The composer examines the middle to late 19th century, exploring the European craze for opera and music that dealt with death and destiny. He suggests that composers were inspired by Berlioz's Symphonie Fantastique to write about witches, ghouls, trolls and hellish torment, and that the death of the heroine in Verdi's La Traviata was a comment on the hypocrisies of wider society. Howard also argues that the image of the composer as a misunderstood genius was cemented in the public imagination during this period.
We don't know much about the human brain on music. Do people instinctively know the sound patterns of the pentatonic scale? Is there a base level of musical knowledge in all of us, just waiting to be tapped? Or is the pentatonic scale simply so common in Western music that it has become ingrained in all of our minds? Improvisational genius Bobby McFerrin uses audience participation to demonstrate the power of the pentatonic scale - or at least the audience's familiarity with it.
2011 • Music
Like an actor's script, a sheet of music instructs a musician on what to play (the pitch) and when to play it (the rhythm). Sheet music may look complicated, but once you've gotten the hang of a few simple elements like notes, bars and clefs, you're ready to rock.
DJ and broadcaster Rita Ray travels to South Africa, home to distinctive vocal harmonies that have travelled all over the world. Visiting Johannesburg, Durban and Cape Town, she discovers the extraordinary songs and harmonies that have given this country a voice abroad. They have often carried messages about inequality and injustice at home, resulting in beautiful music with a real sense of purpose. South Africa is a diverse nation, and each tribal group has its own musical traditions.
When you listen to music, multiple areas of your brain become engaged and active. But when you actually play an instrument, that activity becomes more like a full-body brain workout. What's going on? Anita Collins explains the fireworks that go off in musicians' brains when they play, and examines some of the long-term positive effects of this mental workout.

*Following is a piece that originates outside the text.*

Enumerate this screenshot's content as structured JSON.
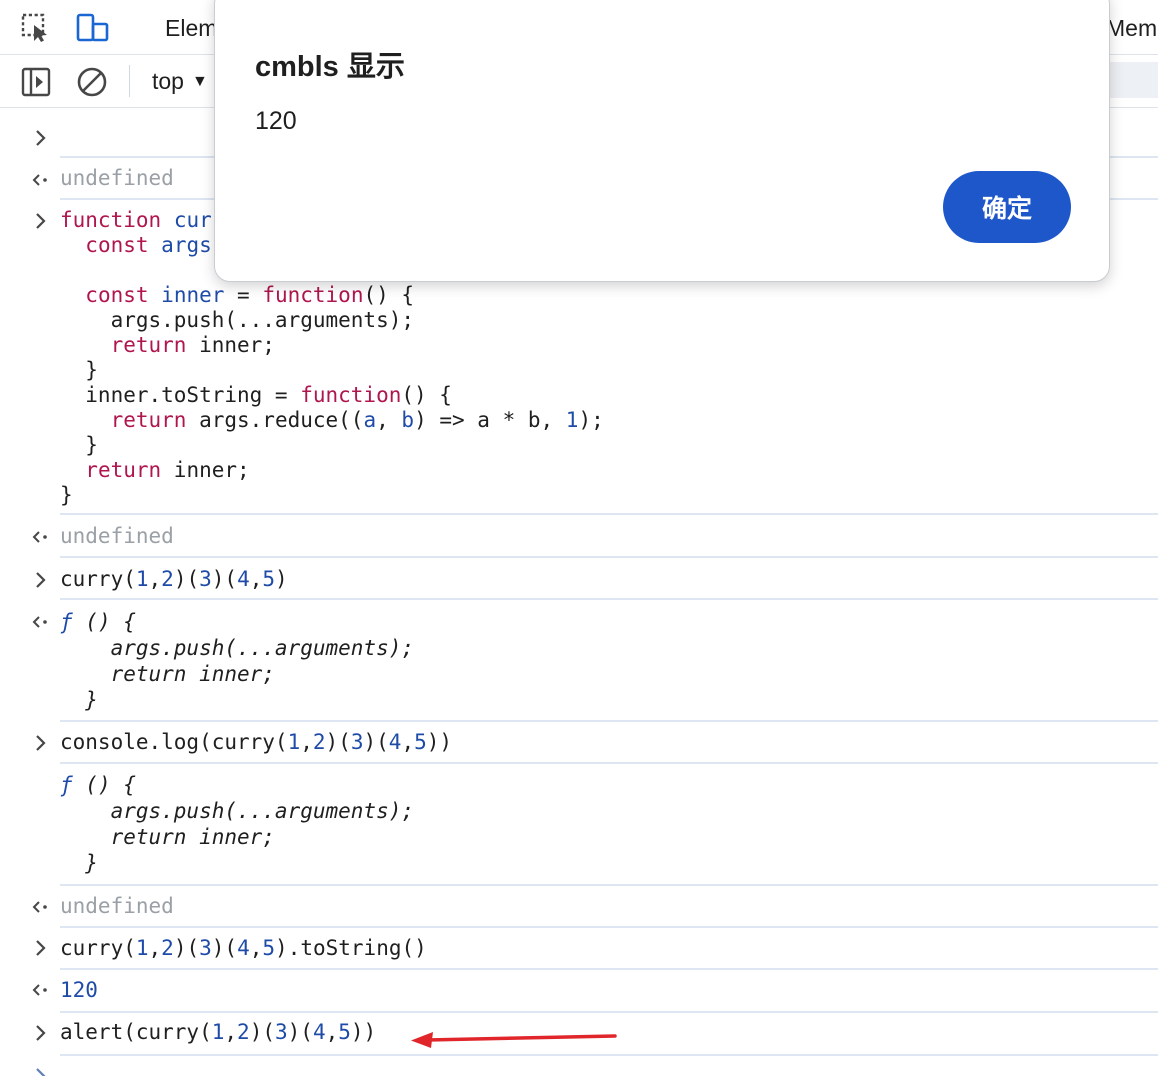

DJ and broadcaster Rita Ray travels to Nigeria, home of some of the most influential African music of the last 60 years. The country's extraordinary polyrhythms have powered highlife, funk and Afrobeat for decades, and can still be heard in modern pop music. Travelling to Lagos and beyond, Rita traces the importance of rhythm in Nigeria's music and discovers the many different musical styles it has created, from Yoruba juju music, to acoustic singer-songwriters and world-class pop.